> [PROBLEM STATEMENT]
Filter the listing down to the lines containing the word "value".

[DATA IN THIS EXERCISE]

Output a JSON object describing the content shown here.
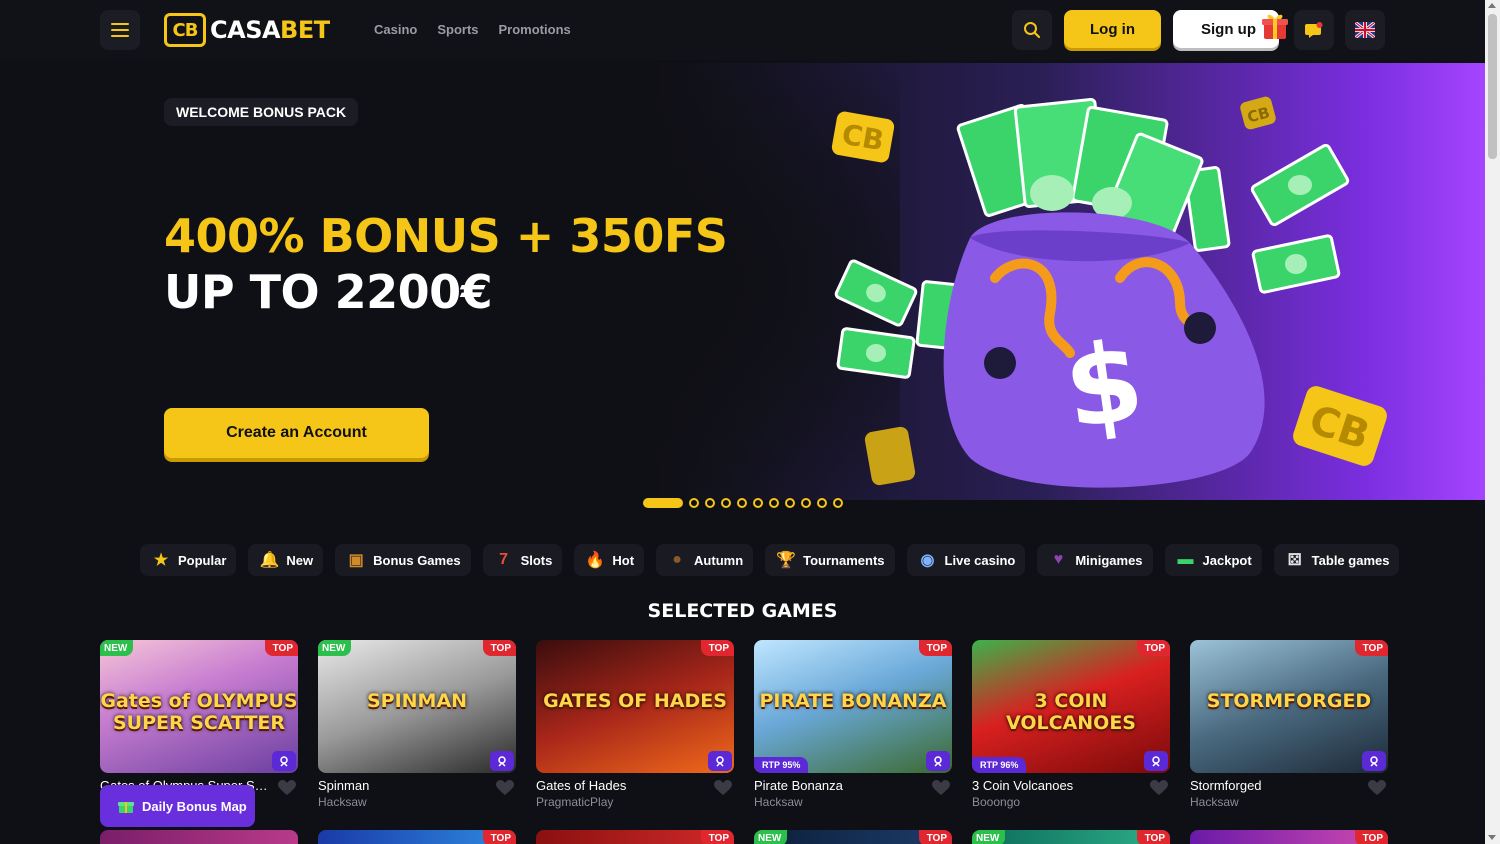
{
  "header": {
    "logo_mark": "CB",
    "logo_casa": "CASA",
    "logo_bet": "BET",
    "nav": [
      "Casino",
      "Sports",
      "Promotions"
    ],
    "login_label": "Log in",
    "signup_label": "Sign up"
  },
  "hero": {
    "badge": "WELCOME BONUS PACK",
    "line1": "400% BONUS + 350FS",
    "line2": "UP TO 2200€",
    "cta": "Create an Account",
    "slides_total": 11,
    "active_slide": 1
  },
  "categories": [
    {
      "label": "Popular",
      "icon": "star-icon",
      "glyph": "★",
      "color": "#f5c518"
    },
    {
      "label": "New",
      "icon": "bell-icon",
      "glyph": "🔔",
      "color": "#f5a623"
    },
    {
      "label": "Bonus Games",
      "icon": "treasure-chest-icon",
      "glyph": "▣",
      "color": "#d08a2a"
    },
    {
      "label": "Slots",
      "icon": "slot-machine-icon",
      "glyph": "7",
      "color": "#e74c3c"
    },
    {
      "label": "Hot",
      "icon": "flame-icon",
      "glyph": "🔥",
      "color": "#ff5722"
    },
    {
      "label": "Autumn",
      "icon": "acorn-icon",
      "glyph": "●",
      "color": "#8b5a2b"
    },
    {
      "label": "Tournaments",
      "icon": "trophy-icon",
      "glyph": "🏆",
      "color": "#f5c518"
    },
    {
      "label": "Live casino",
      "icon": "crystal-ball-icon",
      "glyph": "◉",
      "color": "#7fb3ff"
    },
    {
      "label": "Minigames",
      "icon": "heart-gem-icon",
      "glyph": "♥",
      "color": "#8e44ad"
    },
    {
      "label": "Jackpot",
      "icon": "cash-icon",
      "glyph": "▬",
      "color": "#3ad46a"
    },
    {
      "label": "Table games",
      "icon": "dice-icon",
      "glyph": "⚄",
      "color": "#e0e0e0"
    }
  ],
  "section_title": "SELECTED GAMES",
  "games": [
    {
      "name": "Gates of Olympus Super Sc...",
      "provider": "",
      "thumb_title": "Gates of OLYMPUS SUPER SCATTER",
      "new": "NEW",
      "top": "TOP",
      "rtp": "",
      "bg": "linear-gradient(160deg,#f7c6d8 0%,#c77dd0 40%,#6b3fa0 100%)"
    },
    {
      "name": "Spinman",
      "provider": "Hacksaw",
      "thumb_title": "SPINMAN",
      "new": "NEW",
      "top": "TOP",
      "rtp": "",
      "bg": "linear-gradient(160deg,#e9e9e9 0%,#9a9a9a 50%,#2a2a2a 100%)"
    },
    {
      "name": "Gates of Hades",
      "provider": "PragmaticPlay",
      "thumb_title": "GATES OF HADES",
      "new": "",
      "top": "TOP",
      "rtp": "",
      "bg": "linear-gradient(160deg,#3a0d0d 0%,#a8261a 50%,#f06a1a 100%)"
    },
    {
      "name": "Pirate Bonanza",
      "provider": "Hacksaw",
      "thumb_title": "PIRATE BONANZA",
      "new": "",
      "top": "TOP",
      "rtp": "RTP 95%",
      "bg": "linear-gradient(160deg,#bfe6ff 0%,#6aa8d8 45%,#3b6a2f 100%)"
    },
    {
      "name": "3 Coin Volcanoes",
      "provider": "Booongo",
      "thumb_title": "3 COIN VOLCANOES",
      "new": "",
      "top": "TOP",
      "rtp": "RTP 96%",
      "bg": "linear-gradient(160deg,#3bb34a 0%,#d92020 45%,#7a0a0a 100%)"
    },
    {
      "name": "Stormforged",
      "provider": "Hacksaw",
      "thumb_title": "STORMFORGED",
      "new": "",
      "top": "TOP",
      "rtp": "",
      "bg": "linear-gradient(160deg,#9cc3d8 0%,#4a6a80 50%,#1d2a38 100%)"
    }
  ],
  "games_row2": [
    {
      "new": "",
      "top": "",
      "bg": "linear-gradient(90deg,#7a1e6a,#b93a8a)"
    },
    {
      "new": "",
      "top": "TOP",
      "bg": "linear-gradient(90deg,#1a3aa8,#2e8ae0)"
    },
    {
      "new": "",
      "top": "TOP",
      "bg": "linear-gradient(90deg,#8a1010,#d22a2a)"
    },
    {
      "new": "NEW",
      "top": "TOP",
      "bg": "linear-gradient(90deg,#0c1f3a,#1d3c6a)"
    },
    {
      "new": "NEW",
      "top": "TOP",
      "bg": "linear-gradient(90deg,#0e6a5a,#2cb08a)"
    },
    {
      "new": "",
      "top": "TOP",
      "bg": "linear-gradient(90deg,#6a1aa8,#d04ab0)"
    }
  ],
  "daily_bonus": "Daily Bonus Map",
  "colors": {
    "accent": "#f5c518",
    "purple": "#6a2fdc",
    "bg": "#0f1015"
  }
}
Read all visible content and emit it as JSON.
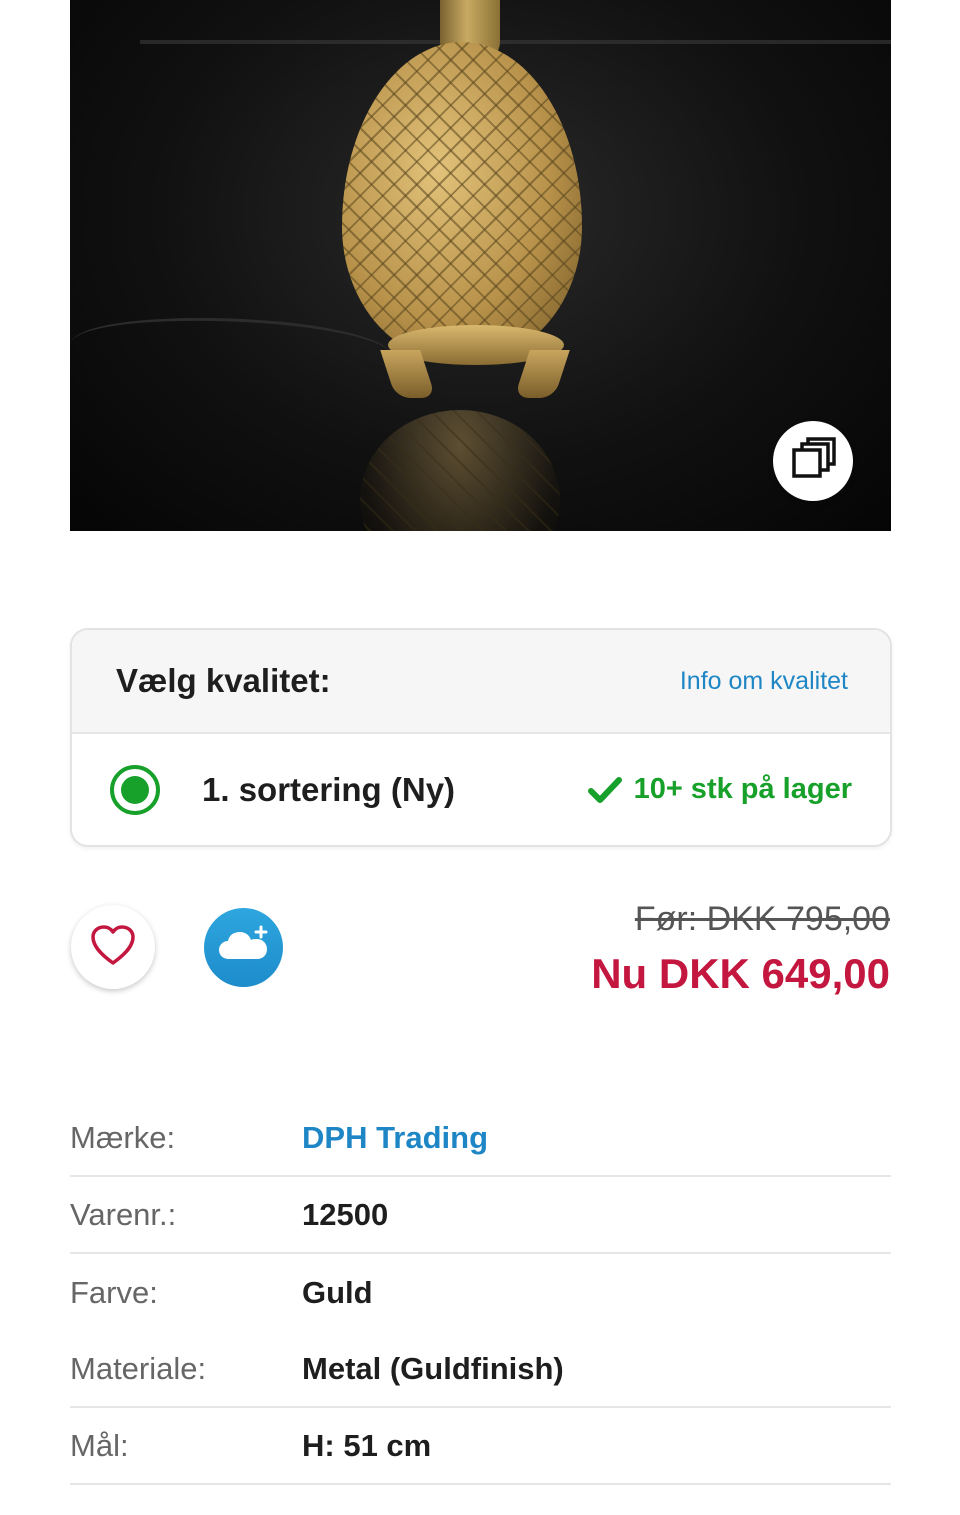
{
  "quality": {
    "title": "Vælg kvalitet:",
    "info_link": "Info om kvalitet",
    "option_label": "1. sortering (Ny)",
    "option_selected": true,
    "stock_text": "10+ stk på lager"
  },
  "price": {
    "old": "Før: DKK 795,00",
    "now": "Nu DKK 649,00"
  },
  "specs": [
    {
      "label": "Mærke:",
      "value": "DPH Trading",
      "is_link": true
    },
    {
      "label": "Varenr.:",
      "value": "12500",
      "is_link": false
    },
    {
      "label": "Farve:",
      "value": "Guld",
      "is_link": false
    },
    {
      "label": "Materiale:",
      "value": "Metal (Guldfinish)",
      "is_link": false
    },
    {
      "label": "Mål:",
      "value": "H: 51 cm",
      "is_link": false
    }
  ],
  "icons": {
    "gallery": "gallery-copy-icon",
    "wishlist": "heart-icon",
    "cloud": "cloud-plus-icon",
    "check": "check-icon"
  },
  "colors": {
    "accent_blue": "#1f86c6",
    "stock_green": "#17a02a",
    "price_red": "#c4173f",
    "heart_pink": "#c4173f"
  }
}
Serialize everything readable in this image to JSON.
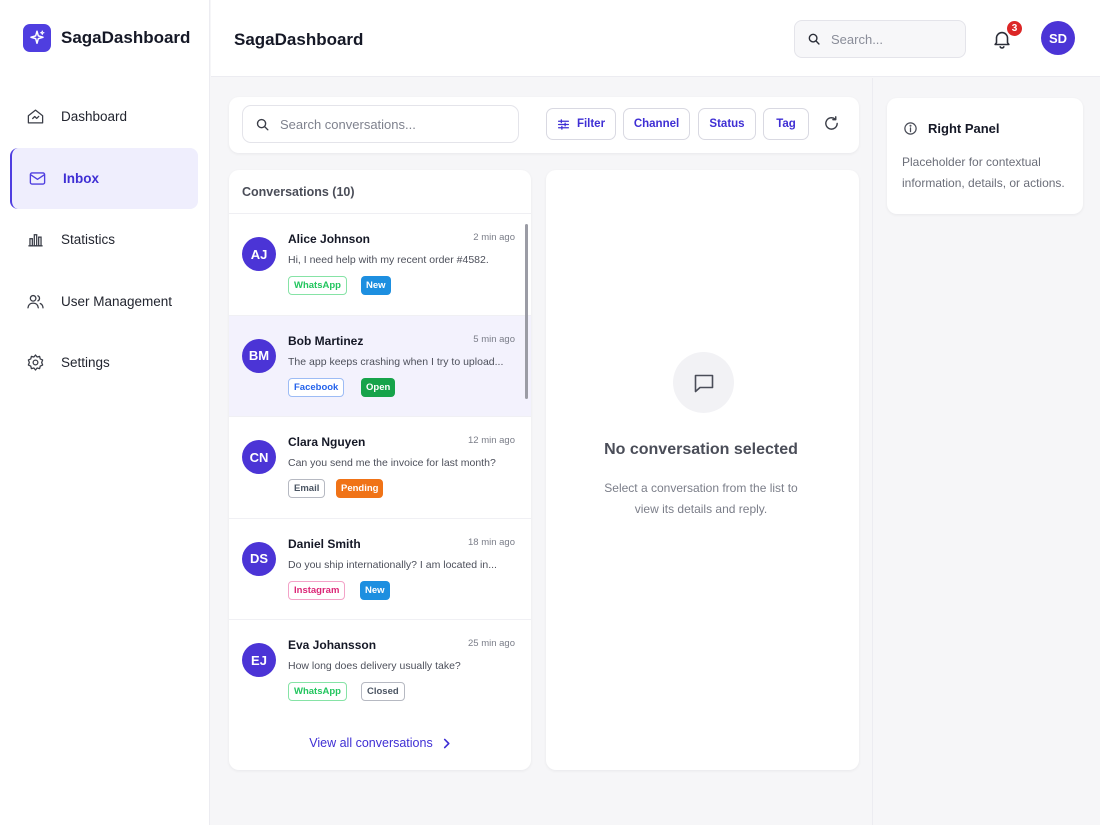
{
  "app": {
    "brand": "SagaDashboard",
    "page_title": "SagaDashboard"
  },
  "sidebar": {
    "items": [
      {
        "label": "Dashboard",
        "icon": "home-icon",
        "active": false
      },
      {
        "label": "Inbox",
        "icon": "inbox-icon",
        "active": true
      },
      {
        "label": "Statistics",
        "icon": "bar-chart-icon",
        "active": false
      },
      {
        "label": "User Management",
        "icon": "users-icon",
        "active": false
      },
      {
        "label": "Settings",
        "icon": "gear-icon",
        "active": false
      }
    ]
  },
  "header": {
    "search_placeholder": "Search...",
    "notifications_count": "3",
    "user_initials": "SD"
  },
  "toolbar": {
    "search_placeholder": "Search conversations...",
    "filter_label": "Filter",
    "channel_label": "Channel",
    "status_label": "Status",
    "tag_label": "Tag"
  },
  "conversations": {
    "header": "Conversations (10)",
    "items": [
      {
        "initials": "AJ",
        "name": "Alice Johnson",
        "time": "2 min ago",
        "preview": "Hi, I need help with my recent order #4582.",
        "channel": "WhatsApp",
        "status": "New",
        "selected": false
      },
      {
        "initials": "BM",
        "name": "Bob Martinez",
        "time": "5 min ago",
        "preview": "The app keeps crashing when I try to upload...",
        "channel": "Facebook",
        "status": "Open",
        "selected": true
      },
      {
        "initials": "CN",
        "name": "Clara Nguyen",
        "time": "12 min ago",
        "preview": "Can you send me the invoice for last month?",
        "channel": "Email",
        "status": "Pending",
        "selected": false
      },
      {
        "initials": "DS",
        "name": "Daniel Smith",
        "time": "18 min ago",
        "preview": "Do you ship internationally? I am located in...",
        "channel": "Instagram",
        "status": "New",
        "selected": false
      },
      {
        "initials": "EJ",
        "name": "Eva Johansson",
        "time": "25 min ago",
        "preview": "How long does delivery usually take?",
        "channel": "WhatsApp",
        "status": "Closed",
        "selected": false
      }
    ],
    "view_all_label": "View all conversations"
  },
  "detail": {
    "empty_title": "No conversation selected",
    "empty_subtitle": "Select a conversation from the list to view its details and reply."
  },
  "right_panel": {
    "title": "Right Panel",
    "text": "Placeholder for contextual information, details, or actions."
  },
  "colors": {
    "accent": "#4f3ee0",
    "whatsapp": "#22c55e",
    "facebook": "#2563eb",
    "email": "#6b7280",
    "instagram": "#db2777",
    "status_new": "#1d8fe0",
    "status_open": "#16a34a",
    "status_pending": "#f07317",
    "status_closed": "#6b7280"
  }
}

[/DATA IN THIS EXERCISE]

> [WRITTEN RESPONSE]
      "value": "DPH Trading",
      "value": "12500",
      "value": "Guld",
      "value": "Metal (Guldfinish)",
      "value": "H: 51 cm",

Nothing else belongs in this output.